Aim of the exercise: I need the records below restated word for word, without their pictures.

##### The data #####

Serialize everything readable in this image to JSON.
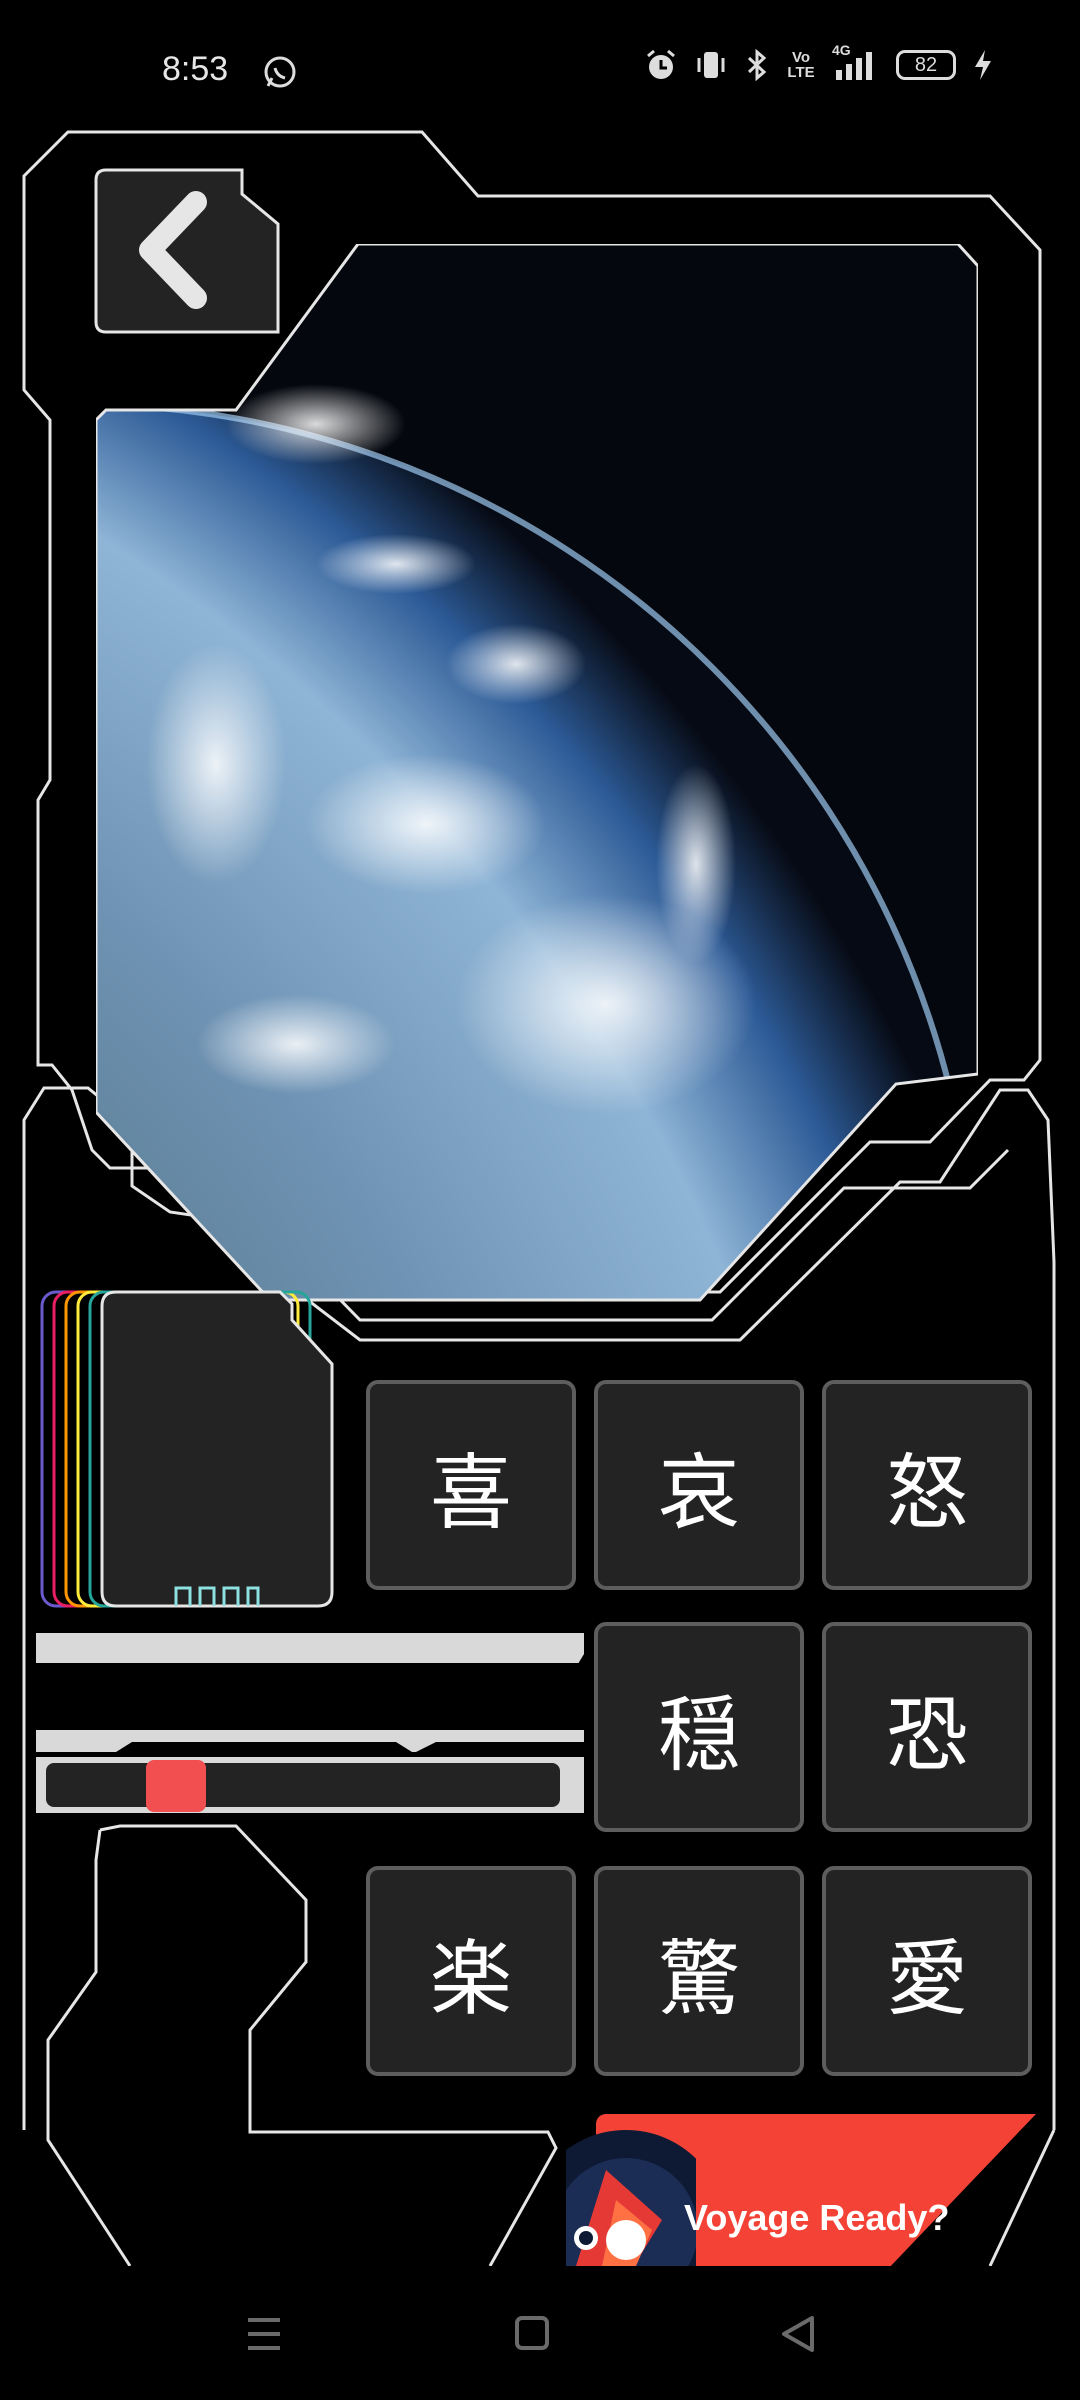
{
  "status_bar": {
    "time": "8:53",
    "battery": "82",
    "icons": [
      "whatsapp-icon",
      "alarm-icon",
      "vibrate-icon",
      "bluetooth-icon",
      "volte-icon",
      "signal-4g-icon",
      "battery-icon",
      "charging-icon"
    ],
    "volte": "Vo LTE",
    "net": "4G"
  },
  "emotions": {
    "joy": "喜",
    "sorrow": "哀",
    "anger": "怒",
    "calm": "穏",
    "fear": "恐",
    "fun": "楽",
    "surprise": "驚",
    "love": "愛"
  },
  "voyage": {
    "label": "Voyage Ready?"
  },
  "colors": {
    "accent_red": "#f44336",
    "slider_thumb": "#f25050",
    "button_bg": "#232323",
    "outline": "#e6e6e6"
  },
  "slider": {
    "value": 0.25
  }
}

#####

Solved exercise:
Serialize everything readable in this image to JSON.
{
  "status_bar": {
    "time": "8:53",
    "battery": "82",
    "icons": [
      "whatsapp-icon",
      "alarm-icon",
      "vibrate-icon",
      "bluetooth-icon",
      "volte-icon",
      "signal-4g-icon",
      "battery-icon",
      "charging-icon"
    ],
    "volte": "Vo LTE",
    "net": "4G"
  },
  "emotions": {
    "joy": "喜",
    "sorrow": "哀",
    "anger": "怒",
    "calm": "穏",
    "fear": "恐",
    "fun": "楽",
    "surprise": "驚",
    "love": "愛"
  },
  "voyage": {
    "label": "Voyage Ready?"
  },
  "colors": {
    "accent_red": "#f44336",
    "slider_thumb": "#f25050",
    "button_bg": "#232323",
    "outline": "#e6e6e6"
  },
  "slider": {
    "value": 0.25
  }
}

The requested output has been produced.